■ Given records
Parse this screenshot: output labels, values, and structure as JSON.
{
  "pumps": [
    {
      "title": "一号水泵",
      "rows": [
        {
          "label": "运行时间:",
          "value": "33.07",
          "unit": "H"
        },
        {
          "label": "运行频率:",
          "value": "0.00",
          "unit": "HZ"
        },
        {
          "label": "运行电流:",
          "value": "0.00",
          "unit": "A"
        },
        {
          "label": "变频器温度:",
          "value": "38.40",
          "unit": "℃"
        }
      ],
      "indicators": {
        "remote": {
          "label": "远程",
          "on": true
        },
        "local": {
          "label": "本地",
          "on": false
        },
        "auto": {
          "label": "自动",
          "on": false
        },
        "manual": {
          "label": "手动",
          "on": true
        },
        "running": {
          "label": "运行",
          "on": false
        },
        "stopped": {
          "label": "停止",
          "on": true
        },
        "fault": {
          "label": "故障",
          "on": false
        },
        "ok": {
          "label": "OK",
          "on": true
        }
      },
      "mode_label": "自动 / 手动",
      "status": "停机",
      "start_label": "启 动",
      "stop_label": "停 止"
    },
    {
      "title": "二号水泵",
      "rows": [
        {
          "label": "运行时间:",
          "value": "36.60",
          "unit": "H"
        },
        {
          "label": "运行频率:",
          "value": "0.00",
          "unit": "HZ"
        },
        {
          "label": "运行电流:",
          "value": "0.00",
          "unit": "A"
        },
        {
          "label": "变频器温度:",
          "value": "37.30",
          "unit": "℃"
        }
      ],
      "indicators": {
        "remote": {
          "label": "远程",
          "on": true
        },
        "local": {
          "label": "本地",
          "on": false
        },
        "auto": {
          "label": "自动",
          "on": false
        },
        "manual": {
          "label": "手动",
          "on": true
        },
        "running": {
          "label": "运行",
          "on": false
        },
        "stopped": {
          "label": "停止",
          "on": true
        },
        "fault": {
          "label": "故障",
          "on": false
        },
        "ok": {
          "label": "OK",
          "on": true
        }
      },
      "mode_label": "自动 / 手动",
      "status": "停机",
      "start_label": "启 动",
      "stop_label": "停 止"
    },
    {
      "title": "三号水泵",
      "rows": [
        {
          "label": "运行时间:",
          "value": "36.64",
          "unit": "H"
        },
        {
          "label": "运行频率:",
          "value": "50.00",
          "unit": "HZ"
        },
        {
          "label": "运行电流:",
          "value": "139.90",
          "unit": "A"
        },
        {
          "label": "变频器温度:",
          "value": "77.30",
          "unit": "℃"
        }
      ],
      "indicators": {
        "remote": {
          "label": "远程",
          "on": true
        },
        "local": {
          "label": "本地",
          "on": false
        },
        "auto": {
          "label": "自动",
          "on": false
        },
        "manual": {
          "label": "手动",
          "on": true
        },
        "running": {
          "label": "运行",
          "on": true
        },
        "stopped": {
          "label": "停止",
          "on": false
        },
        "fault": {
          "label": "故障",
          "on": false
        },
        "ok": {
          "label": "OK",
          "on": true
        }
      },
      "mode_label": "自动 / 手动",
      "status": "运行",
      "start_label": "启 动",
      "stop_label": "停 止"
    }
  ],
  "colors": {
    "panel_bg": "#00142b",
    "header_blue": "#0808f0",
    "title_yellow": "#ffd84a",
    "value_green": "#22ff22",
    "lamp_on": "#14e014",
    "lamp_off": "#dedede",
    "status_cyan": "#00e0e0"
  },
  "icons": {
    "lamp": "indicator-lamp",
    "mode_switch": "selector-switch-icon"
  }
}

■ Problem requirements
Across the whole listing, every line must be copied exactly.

■ Exercise answer
Parse this screenshot: output labels, values, and structure as JSON.
{
  "pumps": [
    {
      "title": "一号水泵",
      "rows": [
        {
          "label": "运行时间:",
          "value": "33.07",
          "unit": "H"
        },
        {
          "label": "运行频率:",
          "value": "0.00",
          "unit": "HZ"
        },
        {
          "label": "运行电流:",
          "value": "0.00",
          "unit": "A"
        },
        {
          "label": "变频器温度:",
          "value": "38.40",
          "unit": "℃"
        }
      ],
      "indicators": {
        "remote": {
          "label": "远程",
          "on": true
        },
        "local": {
          "label": "本地",
          "on": false
        },
        "auto": {
          "label": "自动",
          "on": false
        },
        "manual": {
          "label": "手动",
          "on": true
        },
        "running": {
          "label": "运行",
          "on": false
        },
        "stopped": {
          "label": "停止",
          "on": true
        },
        "fault": {
          "label": "故障",
          "on": false
        },
        "ok": {
          "label": "OK",
          "on": true
        }
      },
      "mode_label": "自动 / 手动",
      "status": "停机",
      "start_label": "启 动",
      "stop_label": "停 止"
    },
    {
      "title": "二号水泵",
      "rows": [
        {
          "label": "运行时间:",
          "value": "36.60",
          "unit": "H"
        },
        {
          "label": "运行频率:",
          "value": "0.00",
          "unit": "HZ"
        },
        {
          "label": "运行电流:",
          "value": "0.00",
          "unit": "A"
        },
        {
          "label": "变频器温度:",
          "value": "37.30",
          "unit": "℃"
        }
      ],
      "indicators": {
        "remote": {
          "label": "远程",
          "on": true
        },
        "local": {
          "label": "本地",
          "on": false
        },
        "auto": {
          "label": "自动",
          "on": false
        },
        "manual": {
          "label": "手动",
          "on": true
        },
        "running": {
          "label": "运行",
          "on": false
        },
        "stopped": {
          "label": "停止",
          "on": true
        },
        "fault": {
          "label": "故障",
          "on": false
        },
        "ok": {
          "label": "OK",
          "on": true
        }
      },
      "mode_label": "自动 / 手动",
      "status": "停机",
      "start_label": "启 动",
      "stop_label": "停 止"
    },
    {
      "title": "三号水泵",
      "rows": [
        {
          "label": "运行时间:",
          "value": "36.64",
          "unit": "H"
        },
        {
          "label": "运行频率:",
          "value": "50.00",
          "unit": "HZ"
        },
        {
          "label": "运行电流:",
          "value": "139.90",
          "unit": "A"
        },
        {
          "label": "变频器温度:",
          "value": "77.30",
          "unit": "℃"
        }
      ],
      "indicators": {
        "remote": {
          "label": "远程",
          "on": true
        },
        "local": {
          "label": "本地",
          "on": false
        },
        "auto": {
          "label": "自动",
          "on": false
        },
        "manual": {
          "label": "手动",
          "on": true
        },
        "running": {
          "label": "运行",
          "on": true
        },
        "stopped": {
          "label": "停止",
          "on": false
        },
        "fault": {
          "label": "故障",
          "on": false
        },
        "ok": {
          "label": "OK",
          "on": true
        }
      },
      "mode_label": "自动 / 手动",
      "status": "运行",
      "start_label": "启 动",
      "stop_label": "停 止"
    }
  ],
  "colors": {
    "panel_bg": "#00142b",
    "header_blue": "#0808f0",
    "title_yellow": "#ffd84a",
    "value_green": "#22ff22",
    "lamp_on": "#14e014",
    "lamp_off": "#dedede",
    "status_cyan": "#00e0e0"
  },
  "icons": {
    "lamp": "indicator-lamp",
    "mode_switch": "selector-switch-icon"
  }
}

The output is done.